Perhaps the biggest factor in the game's potential, though, is its new Olympic status. Baseball was a demonstration sport at Los Angeles in 1984 and will have that status again in Seoul next year, then will become an official sport at the 1992 games in Barcelona.
``In France and in Europe,'' Dubaut said, ``people are interested only in Olympic sports.''
Sensing baseball's increasing global importance, The French government gave the league roughly $1 million in funding this year, a 130 percent increase over last year's subsidy. To cultivate the interest in baseball among French youths, and to establish a solid base for the game in France, the league has regularly been holding five-day baseball workshops in French schools.
``Three or four years from now,'' said Denis, ``there will be baseball practice in every junior high.''
Baseball was introduced to the French at the International Exposition in Paris in 1889, when the Eiffel Tower was also unveiled. American major league teams twice toured France in an attempt to keep the game alive, and the FFBS was founded in 1924. Until now, however, baseball has never caught on in France. Why?
``That's a question I always ask myself,'' said Dubaut. ``There have always been good baseball men in France, but they were never good organizers.''
Irving had a different idea. ``I think it's the fascination with all things American,'' he said, ``and baseball's just a part of that boom.
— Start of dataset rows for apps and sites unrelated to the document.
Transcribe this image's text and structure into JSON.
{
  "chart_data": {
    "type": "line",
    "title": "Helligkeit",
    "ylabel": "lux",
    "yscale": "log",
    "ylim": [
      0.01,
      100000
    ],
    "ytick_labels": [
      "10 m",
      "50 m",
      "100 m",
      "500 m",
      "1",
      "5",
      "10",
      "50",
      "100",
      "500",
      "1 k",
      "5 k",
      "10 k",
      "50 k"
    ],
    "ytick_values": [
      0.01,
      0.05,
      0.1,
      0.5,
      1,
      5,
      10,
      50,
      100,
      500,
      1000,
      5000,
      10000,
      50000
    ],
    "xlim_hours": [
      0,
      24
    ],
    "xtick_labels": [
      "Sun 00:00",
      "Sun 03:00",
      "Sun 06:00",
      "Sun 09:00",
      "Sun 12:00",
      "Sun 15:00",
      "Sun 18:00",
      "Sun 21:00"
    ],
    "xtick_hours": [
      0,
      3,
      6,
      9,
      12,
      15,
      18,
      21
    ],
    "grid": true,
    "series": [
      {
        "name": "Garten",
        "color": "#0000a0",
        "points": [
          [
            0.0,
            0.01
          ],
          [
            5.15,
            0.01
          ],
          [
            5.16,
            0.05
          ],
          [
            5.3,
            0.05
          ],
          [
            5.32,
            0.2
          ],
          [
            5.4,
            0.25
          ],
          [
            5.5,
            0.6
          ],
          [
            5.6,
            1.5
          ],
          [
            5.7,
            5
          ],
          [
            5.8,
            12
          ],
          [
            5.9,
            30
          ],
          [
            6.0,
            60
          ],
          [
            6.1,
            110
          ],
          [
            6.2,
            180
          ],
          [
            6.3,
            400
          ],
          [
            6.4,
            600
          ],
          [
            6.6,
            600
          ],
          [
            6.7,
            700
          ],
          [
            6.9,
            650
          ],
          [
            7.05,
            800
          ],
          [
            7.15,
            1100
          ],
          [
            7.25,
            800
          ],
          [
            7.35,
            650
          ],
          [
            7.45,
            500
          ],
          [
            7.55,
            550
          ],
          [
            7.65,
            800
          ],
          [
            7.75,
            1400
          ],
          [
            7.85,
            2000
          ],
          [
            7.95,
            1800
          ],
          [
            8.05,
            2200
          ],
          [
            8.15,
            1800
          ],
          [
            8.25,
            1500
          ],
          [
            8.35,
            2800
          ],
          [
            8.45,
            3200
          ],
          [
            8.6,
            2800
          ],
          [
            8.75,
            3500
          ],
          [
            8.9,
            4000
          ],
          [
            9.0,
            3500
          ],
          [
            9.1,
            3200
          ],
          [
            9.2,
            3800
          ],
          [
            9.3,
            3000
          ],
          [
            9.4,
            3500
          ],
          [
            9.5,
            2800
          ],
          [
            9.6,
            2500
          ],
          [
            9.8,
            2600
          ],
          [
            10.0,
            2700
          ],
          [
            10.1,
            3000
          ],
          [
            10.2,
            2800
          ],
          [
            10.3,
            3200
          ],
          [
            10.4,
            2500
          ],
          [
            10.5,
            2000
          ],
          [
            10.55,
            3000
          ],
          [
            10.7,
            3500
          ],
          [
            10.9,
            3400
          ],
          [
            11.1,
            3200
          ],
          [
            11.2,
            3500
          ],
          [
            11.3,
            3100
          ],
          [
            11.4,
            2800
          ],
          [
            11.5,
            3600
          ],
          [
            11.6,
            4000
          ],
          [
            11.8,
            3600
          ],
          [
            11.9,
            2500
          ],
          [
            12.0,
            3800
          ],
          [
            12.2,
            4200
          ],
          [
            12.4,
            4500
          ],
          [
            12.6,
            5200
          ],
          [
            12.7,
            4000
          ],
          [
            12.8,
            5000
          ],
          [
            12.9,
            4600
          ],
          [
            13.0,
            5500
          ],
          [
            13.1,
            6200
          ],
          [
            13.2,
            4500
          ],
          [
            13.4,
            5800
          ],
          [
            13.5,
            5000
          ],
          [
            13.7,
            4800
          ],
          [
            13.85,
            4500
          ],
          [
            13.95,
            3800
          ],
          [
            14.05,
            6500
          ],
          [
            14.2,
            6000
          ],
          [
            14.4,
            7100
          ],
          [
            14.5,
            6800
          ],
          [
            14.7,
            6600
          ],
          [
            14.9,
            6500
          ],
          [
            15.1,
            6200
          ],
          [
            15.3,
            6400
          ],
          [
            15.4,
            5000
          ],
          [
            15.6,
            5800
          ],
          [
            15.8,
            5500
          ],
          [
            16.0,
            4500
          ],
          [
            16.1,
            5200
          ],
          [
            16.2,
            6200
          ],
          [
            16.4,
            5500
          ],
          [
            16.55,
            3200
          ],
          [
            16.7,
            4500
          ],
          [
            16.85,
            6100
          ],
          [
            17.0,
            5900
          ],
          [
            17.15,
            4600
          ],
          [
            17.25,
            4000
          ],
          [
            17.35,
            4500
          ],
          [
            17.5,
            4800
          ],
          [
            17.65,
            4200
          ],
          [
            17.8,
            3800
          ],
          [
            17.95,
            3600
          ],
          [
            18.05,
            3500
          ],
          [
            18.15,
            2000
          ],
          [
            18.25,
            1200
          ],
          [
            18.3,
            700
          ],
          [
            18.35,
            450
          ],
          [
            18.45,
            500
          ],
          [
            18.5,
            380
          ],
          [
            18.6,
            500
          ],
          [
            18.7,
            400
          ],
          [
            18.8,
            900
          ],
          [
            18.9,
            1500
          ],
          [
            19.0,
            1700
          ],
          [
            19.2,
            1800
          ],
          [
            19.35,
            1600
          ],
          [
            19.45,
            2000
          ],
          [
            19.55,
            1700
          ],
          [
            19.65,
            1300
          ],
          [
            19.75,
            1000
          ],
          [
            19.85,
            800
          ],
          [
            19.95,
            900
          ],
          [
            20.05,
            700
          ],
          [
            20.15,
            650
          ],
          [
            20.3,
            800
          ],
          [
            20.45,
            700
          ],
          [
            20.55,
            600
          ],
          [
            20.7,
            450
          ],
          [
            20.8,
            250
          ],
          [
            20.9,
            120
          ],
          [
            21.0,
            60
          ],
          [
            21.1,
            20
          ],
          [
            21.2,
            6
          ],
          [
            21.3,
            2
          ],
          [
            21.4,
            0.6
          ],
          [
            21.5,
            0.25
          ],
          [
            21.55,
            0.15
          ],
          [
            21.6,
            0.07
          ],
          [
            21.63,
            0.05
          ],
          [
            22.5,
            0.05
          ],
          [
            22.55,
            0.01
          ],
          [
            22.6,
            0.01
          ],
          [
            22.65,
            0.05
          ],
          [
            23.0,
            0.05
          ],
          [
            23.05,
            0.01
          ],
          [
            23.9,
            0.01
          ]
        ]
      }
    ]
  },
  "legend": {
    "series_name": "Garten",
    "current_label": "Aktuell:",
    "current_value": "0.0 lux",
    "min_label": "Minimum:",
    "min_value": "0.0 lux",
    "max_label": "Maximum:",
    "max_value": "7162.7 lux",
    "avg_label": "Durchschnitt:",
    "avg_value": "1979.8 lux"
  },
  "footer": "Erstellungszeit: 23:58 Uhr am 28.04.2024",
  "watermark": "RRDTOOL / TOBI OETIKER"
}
It's a game that intrigues a lot of French people. It's something they've never seen, especially the young people.''
The French Cubs were founded four years ago after three of Crosneur's friends returned from a vacation in the United States.
``They brought back a bat, a glove, and one ball, and we started with that,'' he said. The foursome applied for membership in the league, which sent the youths more equipment, and the mayor of Chartres - a town still known more for its stunning 13th-century Gothic cathedral than its baseball team - apportioned them a soccer field to play on. With their makeshift baseball diamond, the French Cubs gradually began to take shape, attracting curious onlookers such as Roussel.
Several members of the Cubs say they would someday like to make the national team and play for France at the 1992 Barcelona games. The team has plenty of time to prepare. The French Cubs will play their first exhibition game - their first game ever - this season.